Data about app and page elements:
[Start of Attachment]

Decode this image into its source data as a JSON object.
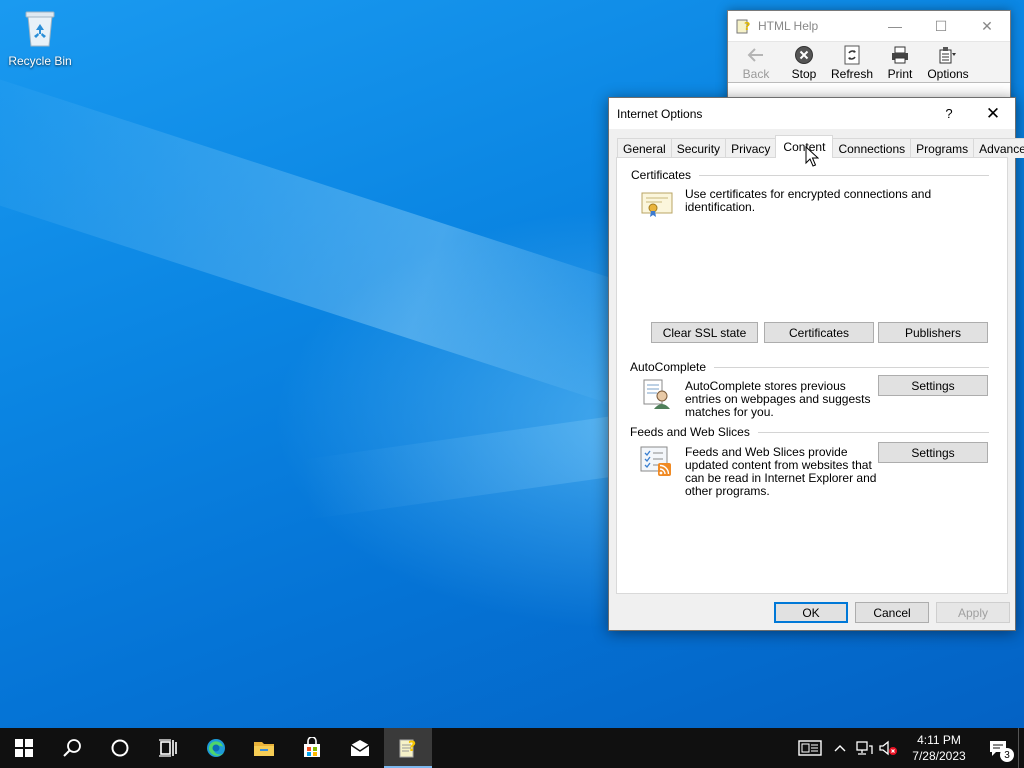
{
  "desktop": {
    "icons": [
      {
        "label": "Recycle Bin",
        "icon": "recycle-bin-icon"
      }
    ]
  },
  "help_window": {
    "title": "HTML Help",
    "toolbar": [
      {
        "label": "Back",
        "icon": "back-arrow-icon",
        "enabled": false
      },
      {
        "label": "Stop",
        "icon": "stop-icon",
        "enabled": true
      },
      {
        "label": "Refresh",
        "icon": "refresh-icon",
        "enabled": true
      },
      {
        "label": "Print",
        "icon": "printer-icon",
        "enabled": true
      },
      {
        "label": "Options",
        "icon": "options-icon",
        "enabled": true
      }
    ]
  },
  "dialog": {
    "title": "Internet Options",
    "help_symbol": "?",
    "tabs": [
      "General",
      "Security",
      "Privacy",
      "Content",
      "Connections",
      "Programs",
      "Advanced"
    ],
    "active_tab": "Content",
    "certificates": {
      "heading": "Certificates",
      "description": "Use certificates for encrypted connections and identification.",
      "buttons": [
        "Clear SSL state",
        "Certificates",
        "Publishers"
      ]
    },
    "autocomplete": {
      "heading": "AutoComplete",
      "description": "AutoComplete stores previous entries on webpages and suggests matches for you.",
      "button": "Settings"
    },
    "feeds": {
      "heading": "Feeds and Web Slices",
      "description": "Feeds and Web Slices provide updated content from websites that can be read in Internet Explorer and other programs.",
      "button": "Settings"
    },
    "footer": {
      "ok": "OK",
      "cancel": "Cancel",
      "apply": "Apply"
    }
  },
  "taskbar": {
    "apps": [
      "start-icon",
      "search-icon",
      "cortana-icon",
      "task-view-icon",
      "edge-icon",
      "file-explorer-icon",
      "store-icon",
      "mail-icon",
      "html-help-icon"
    ],
    "active_app": "html-help-icon",
    "clock": {
      "time": "4:11 PM",
      "date": "7/28/2023"
    },
    "notification_count": "3"
  },
  "colors": {
    "accent": "#0078d7",
    "taskbar": "#101010",
    "desktop": "#0a78d4"
  }
}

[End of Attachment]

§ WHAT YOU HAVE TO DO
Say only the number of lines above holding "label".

§ SOLVED EXERCISE
6